## WORK INSTRUCTION
Reproduce the entries beneath exactly, without their images.
┄┄┄┄┄┄┄┄┄┄┄┄┄┄┄┄┄┄┄┄
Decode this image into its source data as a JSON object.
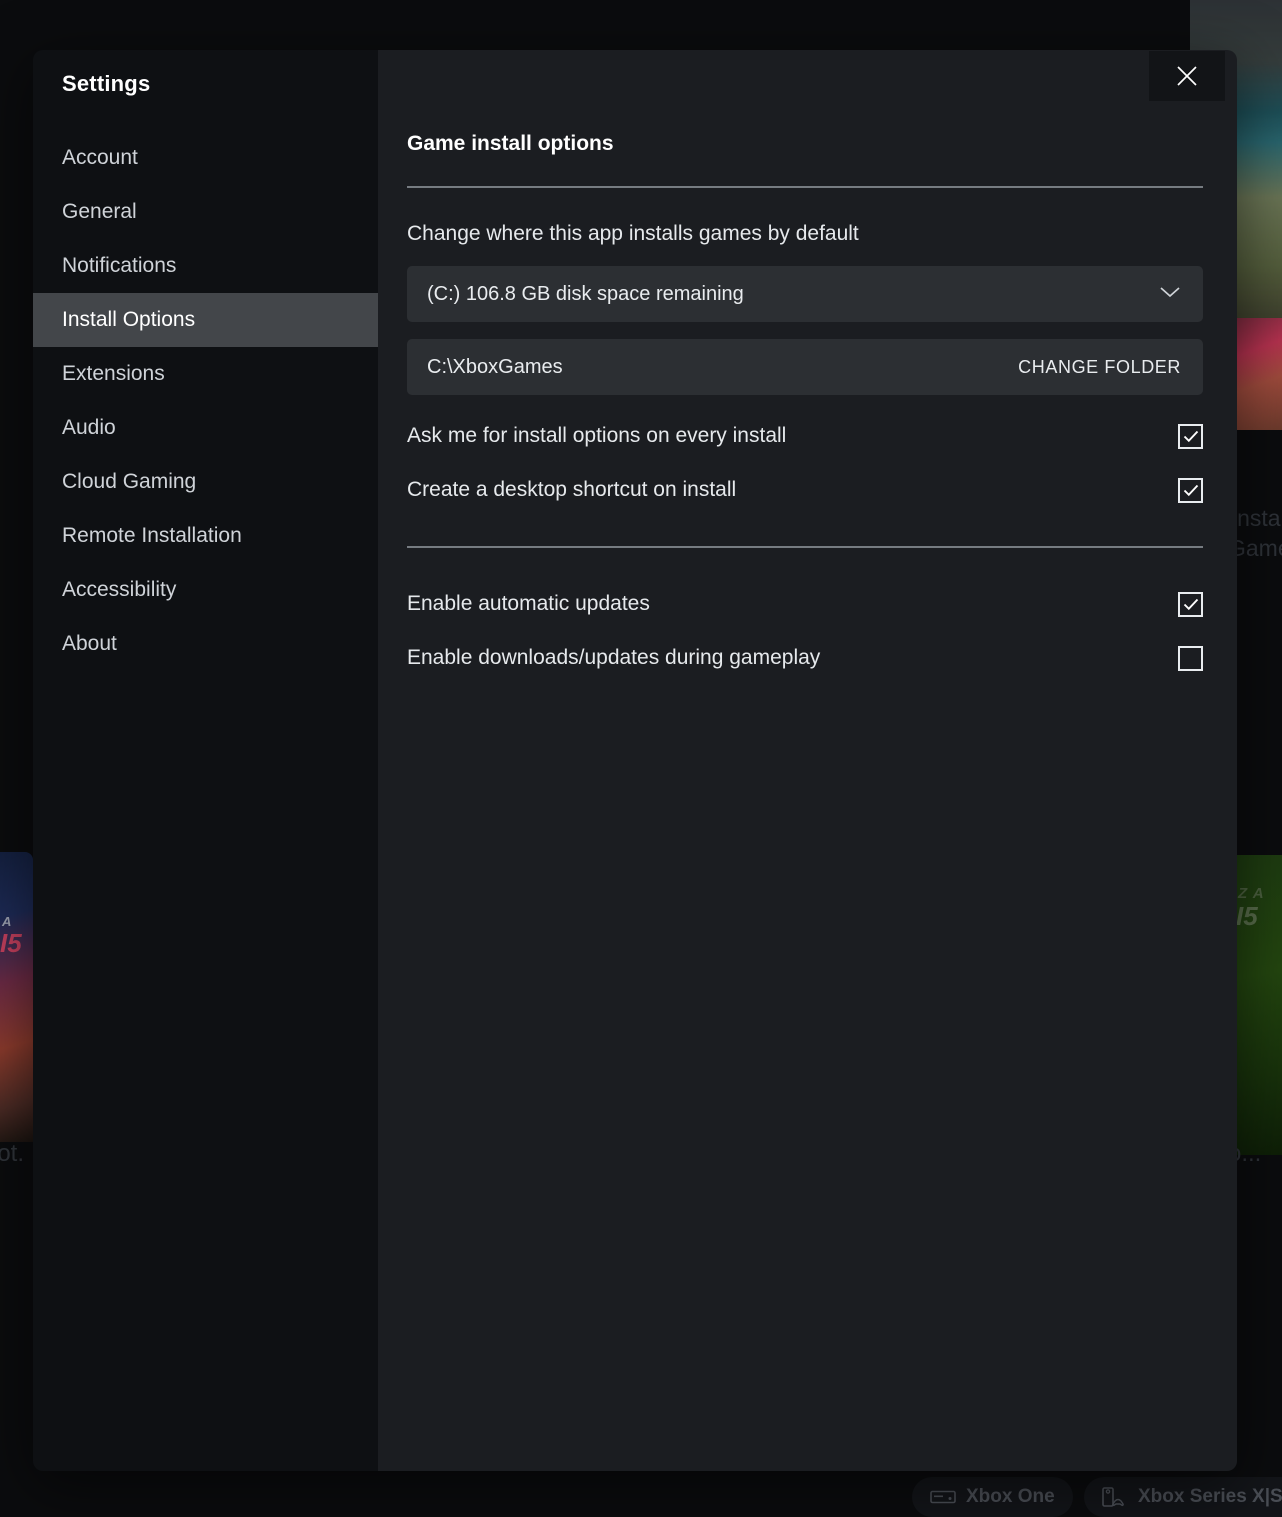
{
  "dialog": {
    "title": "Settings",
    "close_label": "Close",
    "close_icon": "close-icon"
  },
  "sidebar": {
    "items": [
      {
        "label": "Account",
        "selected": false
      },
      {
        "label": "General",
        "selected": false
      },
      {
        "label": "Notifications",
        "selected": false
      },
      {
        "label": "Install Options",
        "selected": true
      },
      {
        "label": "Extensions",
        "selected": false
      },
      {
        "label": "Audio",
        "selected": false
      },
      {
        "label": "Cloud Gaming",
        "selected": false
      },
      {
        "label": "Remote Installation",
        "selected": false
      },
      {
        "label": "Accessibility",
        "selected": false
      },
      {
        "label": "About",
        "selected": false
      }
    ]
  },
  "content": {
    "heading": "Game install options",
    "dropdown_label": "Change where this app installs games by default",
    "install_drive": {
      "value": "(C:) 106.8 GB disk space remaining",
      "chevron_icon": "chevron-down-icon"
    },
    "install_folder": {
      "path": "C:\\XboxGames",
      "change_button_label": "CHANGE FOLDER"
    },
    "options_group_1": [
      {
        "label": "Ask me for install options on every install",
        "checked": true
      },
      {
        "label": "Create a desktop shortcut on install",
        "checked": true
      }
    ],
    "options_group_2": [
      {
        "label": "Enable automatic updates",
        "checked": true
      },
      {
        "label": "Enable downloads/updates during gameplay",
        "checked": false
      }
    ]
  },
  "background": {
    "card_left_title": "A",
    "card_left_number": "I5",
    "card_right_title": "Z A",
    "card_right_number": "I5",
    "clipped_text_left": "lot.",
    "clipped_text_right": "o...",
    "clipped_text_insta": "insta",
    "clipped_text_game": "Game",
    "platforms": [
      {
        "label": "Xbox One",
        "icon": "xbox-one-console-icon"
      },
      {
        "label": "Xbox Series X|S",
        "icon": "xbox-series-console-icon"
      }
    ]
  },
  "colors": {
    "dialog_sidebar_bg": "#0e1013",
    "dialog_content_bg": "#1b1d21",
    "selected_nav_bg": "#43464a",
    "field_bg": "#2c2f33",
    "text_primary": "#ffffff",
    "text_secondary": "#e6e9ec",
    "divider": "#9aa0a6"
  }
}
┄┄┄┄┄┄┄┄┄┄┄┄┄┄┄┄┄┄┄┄
## ANSWER TO THIS TASK
Decode this image into its source data as a JSON object.
{
  "dialog": {
    "title": "Settings",
    "close_label": "Close",
    "close_icon": "close-icon"
  },
  "sidebar": {
    "items": [
      {
        "label": "Account",
        "selected": false
      },
      {
        "label": "General",
        "selected": false
      },
      {
        "label": "Notifications",
        "selected": false
      },
      {
        "label": "Install Options",
        "selected": true
      },
      {
        "label": "Extensions",
        "selected": false
      },
      {
        "label": "Audio",
        "selected": false
      },
      {
        "label": "Cloud Gaming",
        "selected": false
      },
      {
        "label": "Remote Installation",
        "selected": false
      },
      {
        "label": "Accessibility",
        "selected": false
      },
      {
        "label": "About",
        "selected": false
      }
    ]
  },
  "content": {
    "heading": "Game install options",
    "dropdown_label": "Change where this app installs games by default",
    "install_drive": {
      "value": "(C:) 106.8 GB disk space remaining",
      "chevron_icon": "chevron-down-icon"
    },
    "install_folder": {
      "path": "C:\\XboxGames",
      "change_button_label": "CHANGE FOLDER"
    },
    "options_group_1": [
      {
        "label": "Ask me for install options on every install",
        "checked": true
      },
      {
        "label": "Create a desktop shortcut on install",
        "checked": true
      }
    ],
    "options_group_2": [
      {
        "label": "Enable automatic updates",
        "checked": true
      },
      {
        "label": "Enable downloads/updates during gameplay",
        "checked": false
      }
    ]
  },
  "background": {
    "card_left_title": "A",
    "card_left_number": "I5",
    "card_right_title": "Z A",
    "card_right_number": "I5",
    "clipped_text_left": "lot.",
    "clipped_text_right": "o...",
    "clipped_text_insta": "insta",
    "clipped_text_game": "Game",
    "platforms": [
      {
        "label": "Xbox One",
        "icon": "xbox-one-console-icon"
      },
      {
        "label": "Xbox Series X|S",
        "icon": "xbox-series-console-icon"
      }
    ]
  },
  "colors": {
    "dialog_sidebar_bg": "#0e1013",
    "dialog_content_bg": "#1b1d21",
    "selected_nav_bg": "#43464a",
    "field_bg": "#2c2f33",
    "text_primary": "#ffffff",
    "text_secondary": "#e6e9ec",
    "divider": "#9aa0a6"
  }
}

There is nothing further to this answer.